**Task instructions**
List each line of the data that holds the string "JSON", please.

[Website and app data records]
# # # # #

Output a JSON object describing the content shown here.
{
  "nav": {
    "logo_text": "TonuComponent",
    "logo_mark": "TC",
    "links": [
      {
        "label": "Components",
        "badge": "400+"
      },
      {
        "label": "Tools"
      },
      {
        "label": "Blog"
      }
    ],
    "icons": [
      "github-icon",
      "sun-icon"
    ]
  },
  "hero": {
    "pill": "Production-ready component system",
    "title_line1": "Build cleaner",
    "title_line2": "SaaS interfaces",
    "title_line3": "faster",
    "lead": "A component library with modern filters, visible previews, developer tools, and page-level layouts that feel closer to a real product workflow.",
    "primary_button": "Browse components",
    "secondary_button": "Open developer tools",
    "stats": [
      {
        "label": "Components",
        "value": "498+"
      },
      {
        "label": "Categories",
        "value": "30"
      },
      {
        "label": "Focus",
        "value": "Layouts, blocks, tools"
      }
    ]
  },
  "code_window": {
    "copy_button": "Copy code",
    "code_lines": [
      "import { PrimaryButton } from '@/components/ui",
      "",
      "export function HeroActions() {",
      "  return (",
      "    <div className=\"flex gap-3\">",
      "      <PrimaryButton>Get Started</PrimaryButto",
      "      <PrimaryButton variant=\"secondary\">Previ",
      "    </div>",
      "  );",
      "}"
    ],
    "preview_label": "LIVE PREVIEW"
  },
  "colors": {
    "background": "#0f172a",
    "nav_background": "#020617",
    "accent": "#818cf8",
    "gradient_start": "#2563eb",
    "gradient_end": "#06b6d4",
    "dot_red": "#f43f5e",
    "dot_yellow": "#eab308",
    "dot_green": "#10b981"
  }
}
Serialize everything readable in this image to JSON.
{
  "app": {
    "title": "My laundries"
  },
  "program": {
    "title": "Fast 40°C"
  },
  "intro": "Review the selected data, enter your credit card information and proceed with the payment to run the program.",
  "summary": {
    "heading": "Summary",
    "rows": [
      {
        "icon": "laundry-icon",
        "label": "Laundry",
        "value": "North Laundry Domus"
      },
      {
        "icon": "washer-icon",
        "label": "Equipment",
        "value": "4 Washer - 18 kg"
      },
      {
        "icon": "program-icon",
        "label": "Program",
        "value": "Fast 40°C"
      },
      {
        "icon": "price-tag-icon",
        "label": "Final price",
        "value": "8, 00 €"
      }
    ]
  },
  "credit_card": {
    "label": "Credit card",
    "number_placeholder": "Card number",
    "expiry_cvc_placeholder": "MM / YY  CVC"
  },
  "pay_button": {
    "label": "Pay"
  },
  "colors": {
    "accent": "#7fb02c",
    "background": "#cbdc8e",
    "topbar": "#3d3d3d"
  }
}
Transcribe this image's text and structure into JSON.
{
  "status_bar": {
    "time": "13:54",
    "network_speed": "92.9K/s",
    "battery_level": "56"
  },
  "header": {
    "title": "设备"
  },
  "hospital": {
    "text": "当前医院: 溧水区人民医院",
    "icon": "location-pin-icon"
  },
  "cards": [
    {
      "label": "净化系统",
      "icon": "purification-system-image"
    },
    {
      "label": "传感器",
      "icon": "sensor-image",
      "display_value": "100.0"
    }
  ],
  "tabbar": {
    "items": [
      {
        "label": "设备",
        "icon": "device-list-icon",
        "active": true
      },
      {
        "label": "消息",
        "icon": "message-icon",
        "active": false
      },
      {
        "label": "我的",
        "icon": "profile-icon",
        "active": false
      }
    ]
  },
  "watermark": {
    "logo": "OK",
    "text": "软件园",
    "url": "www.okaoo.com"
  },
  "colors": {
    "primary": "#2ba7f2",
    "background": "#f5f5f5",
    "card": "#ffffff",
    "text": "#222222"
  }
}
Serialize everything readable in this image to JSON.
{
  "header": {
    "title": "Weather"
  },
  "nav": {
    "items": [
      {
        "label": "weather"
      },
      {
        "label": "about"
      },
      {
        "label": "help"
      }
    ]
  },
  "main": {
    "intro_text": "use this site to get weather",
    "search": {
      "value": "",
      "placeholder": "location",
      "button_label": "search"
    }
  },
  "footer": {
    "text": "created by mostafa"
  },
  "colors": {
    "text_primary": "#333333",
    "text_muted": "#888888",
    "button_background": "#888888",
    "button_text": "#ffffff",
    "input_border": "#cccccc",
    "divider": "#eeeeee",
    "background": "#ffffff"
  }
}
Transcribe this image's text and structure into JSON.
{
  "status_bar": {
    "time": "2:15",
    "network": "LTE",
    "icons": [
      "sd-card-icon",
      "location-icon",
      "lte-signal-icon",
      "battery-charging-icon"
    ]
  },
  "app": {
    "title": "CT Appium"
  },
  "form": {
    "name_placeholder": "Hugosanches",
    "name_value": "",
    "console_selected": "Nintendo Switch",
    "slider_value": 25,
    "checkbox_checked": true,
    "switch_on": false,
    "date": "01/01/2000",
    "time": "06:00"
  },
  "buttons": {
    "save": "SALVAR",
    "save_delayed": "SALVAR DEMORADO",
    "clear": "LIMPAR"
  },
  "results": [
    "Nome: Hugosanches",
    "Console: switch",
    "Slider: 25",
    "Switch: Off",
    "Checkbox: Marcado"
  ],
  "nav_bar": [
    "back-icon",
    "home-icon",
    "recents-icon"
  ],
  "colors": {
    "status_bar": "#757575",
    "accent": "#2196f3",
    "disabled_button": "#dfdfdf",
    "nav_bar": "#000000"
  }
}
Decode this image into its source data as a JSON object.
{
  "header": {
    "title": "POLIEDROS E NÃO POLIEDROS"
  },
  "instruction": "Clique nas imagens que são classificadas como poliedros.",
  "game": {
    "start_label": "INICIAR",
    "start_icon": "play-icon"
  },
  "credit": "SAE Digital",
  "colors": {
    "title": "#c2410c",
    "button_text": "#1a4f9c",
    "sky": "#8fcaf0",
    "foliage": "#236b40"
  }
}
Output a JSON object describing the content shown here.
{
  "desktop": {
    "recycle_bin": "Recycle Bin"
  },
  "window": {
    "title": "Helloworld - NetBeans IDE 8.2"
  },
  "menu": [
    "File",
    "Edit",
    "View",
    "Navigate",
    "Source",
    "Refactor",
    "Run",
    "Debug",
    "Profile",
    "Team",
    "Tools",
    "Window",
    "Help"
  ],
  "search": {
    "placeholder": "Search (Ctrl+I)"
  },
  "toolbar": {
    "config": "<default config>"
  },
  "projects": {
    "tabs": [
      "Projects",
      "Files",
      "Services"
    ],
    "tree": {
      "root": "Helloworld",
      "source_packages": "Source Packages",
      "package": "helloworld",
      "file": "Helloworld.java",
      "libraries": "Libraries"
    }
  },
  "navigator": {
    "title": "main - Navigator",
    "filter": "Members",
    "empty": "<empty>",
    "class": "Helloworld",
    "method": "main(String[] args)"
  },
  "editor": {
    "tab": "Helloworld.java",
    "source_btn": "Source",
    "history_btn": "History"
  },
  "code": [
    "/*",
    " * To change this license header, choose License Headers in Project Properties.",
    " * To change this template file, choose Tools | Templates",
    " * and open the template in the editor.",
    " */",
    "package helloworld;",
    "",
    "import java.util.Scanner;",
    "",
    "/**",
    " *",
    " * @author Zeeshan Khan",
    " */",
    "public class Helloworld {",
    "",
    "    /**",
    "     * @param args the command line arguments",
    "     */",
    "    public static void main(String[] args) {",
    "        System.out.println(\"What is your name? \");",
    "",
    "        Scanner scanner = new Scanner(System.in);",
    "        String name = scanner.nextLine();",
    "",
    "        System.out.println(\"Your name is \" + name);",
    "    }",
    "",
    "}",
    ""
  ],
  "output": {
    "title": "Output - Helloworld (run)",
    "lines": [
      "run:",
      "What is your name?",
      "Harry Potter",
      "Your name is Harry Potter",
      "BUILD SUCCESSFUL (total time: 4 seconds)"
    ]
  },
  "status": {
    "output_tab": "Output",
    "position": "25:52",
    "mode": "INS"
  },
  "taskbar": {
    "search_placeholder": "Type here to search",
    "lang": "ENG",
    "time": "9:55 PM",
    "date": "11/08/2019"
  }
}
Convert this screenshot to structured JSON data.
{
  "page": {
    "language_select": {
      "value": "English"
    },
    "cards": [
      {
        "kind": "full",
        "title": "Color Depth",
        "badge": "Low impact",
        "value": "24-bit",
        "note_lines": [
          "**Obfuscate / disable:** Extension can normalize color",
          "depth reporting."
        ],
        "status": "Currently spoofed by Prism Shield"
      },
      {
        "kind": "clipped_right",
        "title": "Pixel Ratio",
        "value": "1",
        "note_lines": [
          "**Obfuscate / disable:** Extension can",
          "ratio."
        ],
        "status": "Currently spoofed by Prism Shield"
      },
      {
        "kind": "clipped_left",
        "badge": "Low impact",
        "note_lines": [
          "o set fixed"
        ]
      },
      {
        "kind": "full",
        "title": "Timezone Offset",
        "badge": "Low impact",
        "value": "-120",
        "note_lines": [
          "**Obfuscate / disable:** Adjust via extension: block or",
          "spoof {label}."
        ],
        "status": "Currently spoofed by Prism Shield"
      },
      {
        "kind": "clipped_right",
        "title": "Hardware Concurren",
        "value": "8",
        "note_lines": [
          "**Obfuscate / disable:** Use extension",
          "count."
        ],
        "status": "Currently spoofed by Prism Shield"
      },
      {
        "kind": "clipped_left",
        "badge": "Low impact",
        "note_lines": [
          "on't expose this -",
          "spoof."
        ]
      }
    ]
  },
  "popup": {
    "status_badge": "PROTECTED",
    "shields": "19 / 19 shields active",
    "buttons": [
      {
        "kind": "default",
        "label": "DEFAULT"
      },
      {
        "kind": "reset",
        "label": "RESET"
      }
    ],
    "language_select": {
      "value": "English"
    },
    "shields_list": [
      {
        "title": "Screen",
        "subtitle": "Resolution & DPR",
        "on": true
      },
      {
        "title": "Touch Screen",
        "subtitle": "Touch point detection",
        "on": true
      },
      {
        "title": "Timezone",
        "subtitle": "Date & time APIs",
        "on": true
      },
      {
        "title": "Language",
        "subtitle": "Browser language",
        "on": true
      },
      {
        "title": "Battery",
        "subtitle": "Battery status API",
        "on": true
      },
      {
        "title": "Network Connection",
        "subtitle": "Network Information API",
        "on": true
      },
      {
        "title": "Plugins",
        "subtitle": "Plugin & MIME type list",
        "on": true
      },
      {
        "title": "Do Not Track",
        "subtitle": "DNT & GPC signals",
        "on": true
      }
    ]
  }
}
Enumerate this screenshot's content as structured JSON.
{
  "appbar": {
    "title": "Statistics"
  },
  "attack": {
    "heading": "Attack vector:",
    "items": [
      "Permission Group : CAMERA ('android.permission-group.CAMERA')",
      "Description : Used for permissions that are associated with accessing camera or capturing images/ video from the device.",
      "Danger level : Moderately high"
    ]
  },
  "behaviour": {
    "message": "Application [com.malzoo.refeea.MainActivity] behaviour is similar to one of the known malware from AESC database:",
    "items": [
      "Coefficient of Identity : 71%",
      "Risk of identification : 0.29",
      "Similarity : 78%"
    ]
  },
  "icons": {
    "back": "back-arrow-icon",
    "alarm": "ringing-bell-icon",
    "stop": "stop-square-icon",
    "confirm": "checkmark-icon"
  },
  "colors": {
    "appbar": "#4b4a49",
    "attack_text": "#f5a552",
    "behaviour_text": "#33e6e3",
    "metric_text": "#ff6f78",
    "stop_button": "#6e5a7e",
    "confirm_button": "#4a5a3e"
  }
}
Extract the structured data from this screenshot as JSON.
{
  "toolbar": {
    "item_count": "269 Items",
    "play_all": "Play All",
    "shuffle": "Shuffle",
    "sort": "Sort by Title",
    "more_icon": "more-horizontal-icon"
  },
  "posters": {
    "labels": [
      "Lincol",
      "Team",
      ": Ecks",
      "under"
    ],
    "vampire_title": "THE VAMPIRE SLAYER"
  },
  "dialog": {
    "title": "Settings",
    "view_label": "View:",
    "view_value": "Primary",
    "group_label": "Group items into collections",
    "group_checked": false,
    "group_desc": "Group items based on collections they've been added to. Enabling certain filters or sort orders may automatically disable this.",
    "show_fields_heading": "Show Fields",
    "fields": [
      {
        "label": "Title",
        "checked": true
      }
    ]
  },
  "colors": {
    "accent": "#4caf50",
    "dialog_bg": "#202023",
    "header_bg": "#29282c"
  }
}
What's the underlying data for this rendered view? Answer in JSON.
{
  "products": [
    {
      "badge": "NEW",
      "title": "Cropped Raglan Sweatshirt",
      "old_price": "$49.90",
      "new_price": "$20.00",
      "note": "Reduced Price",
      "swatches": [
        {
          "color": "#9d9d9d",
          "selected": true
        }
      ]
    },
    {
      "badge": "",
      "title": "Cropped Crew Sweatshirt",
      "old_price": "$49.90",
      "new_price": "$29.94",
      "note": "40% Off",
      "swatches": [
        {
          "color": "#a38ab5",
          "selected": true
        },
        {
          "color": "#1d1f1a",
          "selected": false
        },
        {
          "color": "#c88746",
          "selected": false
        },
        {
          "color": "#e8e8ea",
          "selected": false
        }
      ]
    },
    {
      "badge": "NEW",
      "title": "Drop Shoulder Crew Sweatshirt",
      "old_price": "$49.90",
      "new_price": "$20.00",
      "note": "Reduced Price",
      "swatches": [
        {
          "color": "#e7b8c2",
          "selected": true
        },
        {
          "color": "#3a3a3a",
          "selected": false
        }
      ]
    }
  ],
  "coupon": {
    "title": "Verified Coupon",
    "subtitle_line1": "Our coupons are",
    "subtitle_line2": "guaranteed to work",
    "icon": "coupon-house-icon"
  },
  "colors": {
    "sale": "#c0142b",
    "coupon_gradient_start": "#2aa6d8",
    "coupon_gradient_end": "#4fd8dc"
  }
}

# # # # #

**Exercise result**
Output a JSON object describing the content shown here.
Serialize everything readable in this image to JSON.
Transcribe this image's text and structure into JSON.
Serialize everything readable in this image to JSON.
Transcribe this image's text and structure into JSON.
Decode this image into its source data as a JSON object.
Output a JSON object describing the content shown here.
Convert this screenshot to structured JSON data.
Enumerate this screenshot's content as structured JSON.
Extract the structured data from this screenshot as JSON.
What's the underlying data for this rendered view? Answer in JSON.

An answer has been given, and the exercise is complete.